## Goal of the exercise
Repeat the listing below in full.

## Data listing
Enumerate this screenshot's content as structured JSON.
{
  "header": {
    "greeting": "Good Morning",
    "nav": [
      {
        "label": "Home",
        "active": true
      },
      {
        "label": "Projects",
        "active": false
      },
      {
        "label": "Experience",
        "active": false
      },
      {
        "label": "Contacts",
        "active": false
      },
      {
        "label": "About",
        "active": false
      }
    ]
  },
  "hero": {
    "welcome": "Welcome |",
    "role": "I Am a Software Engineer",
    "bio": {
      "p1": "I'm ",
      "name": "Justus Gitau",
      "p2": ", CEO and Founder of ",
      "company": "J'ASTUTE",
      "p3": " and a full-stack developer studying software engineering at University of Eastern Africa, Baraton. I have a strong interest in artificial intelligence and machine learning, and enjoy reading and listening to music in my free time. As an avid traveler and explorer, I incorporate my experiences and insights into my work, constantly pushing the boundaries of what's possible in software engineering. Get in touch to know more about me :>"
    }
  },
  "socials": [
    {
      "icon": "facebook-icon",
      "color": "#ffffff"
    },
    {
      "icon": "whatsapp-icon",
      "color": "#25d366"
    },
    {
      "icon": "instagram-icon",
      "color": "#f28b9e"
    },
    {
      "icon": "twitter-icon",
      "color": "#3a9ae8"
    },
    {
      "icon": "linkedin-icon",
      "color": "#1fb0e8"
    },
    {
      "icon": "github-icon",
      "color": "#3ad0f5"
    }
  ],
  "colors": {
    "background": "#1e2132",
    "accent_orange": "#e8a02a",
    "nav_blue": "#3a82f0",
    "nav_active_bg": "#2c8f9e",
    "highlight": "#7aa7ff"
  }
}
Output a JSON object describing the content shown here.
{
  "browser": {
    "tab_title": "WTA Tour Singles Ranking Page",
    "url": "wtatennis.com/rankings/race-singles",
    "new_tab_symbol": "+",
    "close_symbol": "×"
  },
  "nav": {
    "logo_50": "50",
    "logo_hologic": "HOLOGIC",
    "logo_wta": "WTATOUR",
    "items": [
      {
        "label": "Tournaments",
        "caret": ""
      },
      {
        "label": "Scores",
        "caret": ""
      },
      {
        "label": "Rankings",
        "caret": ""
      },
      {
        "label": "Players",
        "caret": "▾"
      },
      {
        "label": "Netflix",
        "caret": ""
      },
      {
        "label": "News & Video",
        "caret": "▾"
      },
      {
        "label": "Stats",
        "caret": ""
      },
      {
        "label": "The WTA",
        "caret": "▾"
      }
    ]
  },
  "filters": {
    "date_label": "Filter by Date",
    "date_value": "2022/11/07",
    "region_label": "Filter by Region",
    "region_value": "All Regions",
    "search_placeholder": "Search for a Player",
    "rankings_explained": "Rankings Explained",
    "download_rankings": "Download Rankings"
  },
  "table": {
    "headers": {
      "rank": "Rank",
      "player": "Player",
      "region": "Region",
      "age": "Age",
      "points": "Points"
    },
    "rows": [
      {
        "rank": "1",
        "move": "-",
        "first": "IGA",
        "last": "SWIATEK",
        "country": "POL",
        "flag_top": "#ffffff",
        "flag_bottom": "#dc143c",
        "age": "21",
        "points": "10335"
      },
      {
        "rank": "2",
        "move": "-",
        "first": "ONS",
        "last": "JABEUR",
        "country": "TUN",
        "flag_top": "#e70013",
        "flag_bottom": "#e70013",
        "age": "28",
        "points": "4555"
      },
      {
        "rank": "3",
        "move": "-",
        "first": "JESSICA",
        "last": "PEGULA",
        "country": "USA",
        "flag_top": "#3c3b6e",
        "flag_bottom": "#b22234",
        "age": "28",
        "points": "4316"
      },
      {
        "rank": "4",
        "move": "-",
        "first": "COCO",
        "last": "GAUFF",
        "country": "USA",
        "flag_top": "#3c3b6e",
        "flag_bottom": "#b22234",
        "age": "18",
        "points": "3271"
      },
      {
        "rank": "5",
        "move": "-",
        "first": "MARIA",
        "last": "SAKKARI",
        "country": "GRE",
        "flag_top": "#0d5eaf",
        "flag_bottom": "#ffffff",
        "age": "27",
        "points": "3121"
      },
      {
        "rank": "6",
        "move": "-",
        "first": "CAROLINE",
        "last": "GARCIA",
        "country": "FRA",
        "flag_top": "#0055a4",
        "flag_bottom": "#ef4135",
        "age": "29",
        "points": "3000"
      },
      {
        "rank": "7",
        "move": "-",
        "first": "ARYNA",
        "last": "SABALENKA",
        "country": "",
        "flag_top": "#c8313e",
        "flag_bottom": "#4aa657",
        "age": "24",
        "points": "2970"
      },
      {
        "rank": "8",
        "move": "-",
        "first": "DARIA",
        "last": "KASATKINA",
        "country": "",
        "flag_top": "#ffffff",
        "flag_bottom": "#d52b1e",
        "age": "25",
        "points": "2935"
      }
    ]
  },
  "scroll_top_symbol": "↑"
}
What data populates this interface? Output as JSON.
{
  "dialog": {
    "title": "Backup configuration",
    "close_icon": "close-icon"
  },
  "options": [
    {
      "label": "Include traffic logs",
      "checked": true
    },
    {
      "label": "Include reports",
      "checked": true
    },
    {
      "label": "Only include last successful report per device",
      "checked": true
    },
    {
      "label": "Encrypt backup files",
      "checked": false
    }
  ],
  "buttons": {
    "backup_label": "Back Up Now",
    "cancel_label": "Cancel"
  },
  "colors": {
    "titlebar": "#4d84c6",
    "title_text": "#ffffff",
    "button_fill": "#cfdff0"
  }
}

## Output for this task
Enumerate this screenshot's content as structured JSON.
{
  "header": {
    "greeting": "Good Morning",
    "nav": [
      {
        "label": "Home",
        "active": true
      },
      {
        "label": "Projects",
        "active": false
      },
      {
        "label": "Experience",
        "active": false
      },
      {
        "label": "Contacts",
        "active": false
      },
      {
        "label": "About",
        "active": false
      }
    ]
  },
  "hero": {
    "welcome": "Welcome |",
    "role": "I Am a Software Engineer",
    "bio": {
      "p1": "I'm ",
      "name": "Justus Gitau",
      "p2": ", CEO and Founder of ",
      "company": "J'ASTUTE",
      "p3": " and a full-stack developer studying software engineering at University of Eastern Africa, Baraton. I have a strong interest in artificial intelligence and machine learning, and enjoy reading and listening to music in my free time. As an avid traveler and explorer, I incorporate my experiences and insights into my work, constantly pushing the boundaries of what's possible in software engineering. Get in touch to know more about me :>"
    }
  },
  "socials": [
    {
      "icon": "facebook-icon",
      "color": "#ffffff"
    },
    {
      "icon": "whatsapp-icon",
      "color": "#25d366"
    },
    {
      "icon": "instagram-icon",
      "color": "#f28b9e"
    },
    {
      "icon": "twitter-icon",
      "color": "#3a9ae8"
    },
    {
      "icon": "linkedin-icon",
      "color": "#1fb0e8"
    },
    {
      "icon": "github-icon",
      "color": "#3ad0f5"
    }
  ],
  "colors": {
    "background": "#1e2132",
    "accent_orange": "#e8a02a",
    "nav_blue": "#3a82f0",
    "nav_active_bg": "#2c8f9e",
    "highlight": "#7aa7ff"
  }
}
Output a JSON object describing the content shown here.
{
  "browser": {
    "tab_title": "WTA Tour Singles Ranking Page",
    "url": "wtatennis.com/rankings/race-singles",
    "new_tab_symbol": "+",
    "close_symbol": "×"
  },
  "nav": {
    "logo_50": "50",
    "logo_hologic": "HOLOGIC",
    "logo_wta": "WTATOUR",
    "items": [
      {
        "label": "Tournaments",
        "caret": ""
      },
      {
        "label": "Scores",
        "caret": ""
      },
      {
        "label": "Rankings",
        "caret": ""
      },
      {
        "label": "Players",
        "caret": "▾"
      },
      {
        "label": "Netflix",
        "caret": ""
      },
      {
        "label": "News & Video",
        "caret": "▾"
      },
      {
        "label": "Stats",
        "caret": ""
      },
      {
        "label": "The WTA",
        "caret": "▾"
      }
    ]
  },
  "filters": {
    "date_label": "Filter by Date",
    "date_value": "2022/11/07",
    "region_label": "Filter by Region",
    "region_value": "All Regions",
    "search_placeholder": "Search for a Player",
    "rankings_explained": "Rankings Explained",
    "download_rankings": "Download Rankings"
  },
  "table": {
    "headers": {
      "rank": "Rank",
      "player": "Player",
      "region": "Region",
      "age": "Age",
      "points": "Points"
    },
    "rows": [
      {
        "rank": "1",
        "move": "-",
        "first": "IGA",
        "last": "SWIATEK",
        "country": "POL",
        "flag_top": "#ffffff",
        "flag_bottom": "#dc143c",
        "age": "21",
        "points": "10335"
      },
      {
        "rank": "2",
        "move": "-",
        "first": "ONS",
        "last": "JABEUR",
        "country": "TUN",
        "flag_top": "#e70013",
        "flag_bottom": "#e70013",
        "age": "28",
        "points": "4555"
      },
      {
        "rank": "3",
        "move": "-",
        "first": "JESSICA",
        "last": "PEGULA",
        "country": "USA",
        "flag_top": "#3c3b6e",
        "flag_bottom": "#b22234",
        "age": "28",
        "points": "4316"
      },
      {
        "rank": "4",
        "move": "-",
        "first": "COCO",
        "last": "GAUFF",
        "country": "USA",
        "flag_top": "#3c3b6e",
        "flag_bottom": "#b22234",
        "age": "18",
        "points": "3271"
      },
      {
        "rank": "5",
        "move": "-",
        "first": "MARIA",
        "last": "SAKKARI",
        "country": "GRE",
        "flag_top": "#0d5eaf",
        "flag_bottom": "#ffffff",
        "age": "27",
        "points": "3121"
      },
      {
        "rank": "6",
        "move": "-",
        "first": "CAROLINE",
        "last": "GARCIA",
        "country": "FRA",
        "flag_top": "#0055a4",
        "flag_bottom": "#ef4135",
        "age": "29",
        "points": "3000"
      },
      {
        "rank": "7",
        "move": "-",
        "first": "ARYNA",
        "last": "SABALENKA",
        "country": "",
        "flag_top": "#c8313e",
        "flag_bottom": "#4aa657",
        "age": "24",
        "points": "2970"
      },
      {
        "rank": "8",
        "move": "-",
        "first": "DARIA",
        "last": "KASATKINA",
        "country": "",
        "flag_top": "#ffffff",
        "flag_bottom": "#d52b1e",
        "age": "25",
        "points": "2935"
      }
    ]
  },
  "scroll_top_symbol": "↑"
}
What data populates this interface? Output as JSON.
{
  "dialog": {
    "title": "Backup configuration",
    "close_icon": "close-icon"
  },
  "options": [
    {
      "label": "Include traffic logs",
      "checked": true
    },
    {
      "label": "Include reports",
      "checked": true
    },
    {
      "label": "Only include last successful report per device",
      "checked": true
    },
    {
      "label": "Encrypt backup files",
      "checked": false
    }
  ],
  "buttons": {
    "backup_label": "Back Up Now",
    "cancel_label": "Cancel"
  },
  "colors": {
    "titlebar": "#4d84c6",
    "title_text": "#ffffff",
    "button_fill": "#cfdff0"
  }
}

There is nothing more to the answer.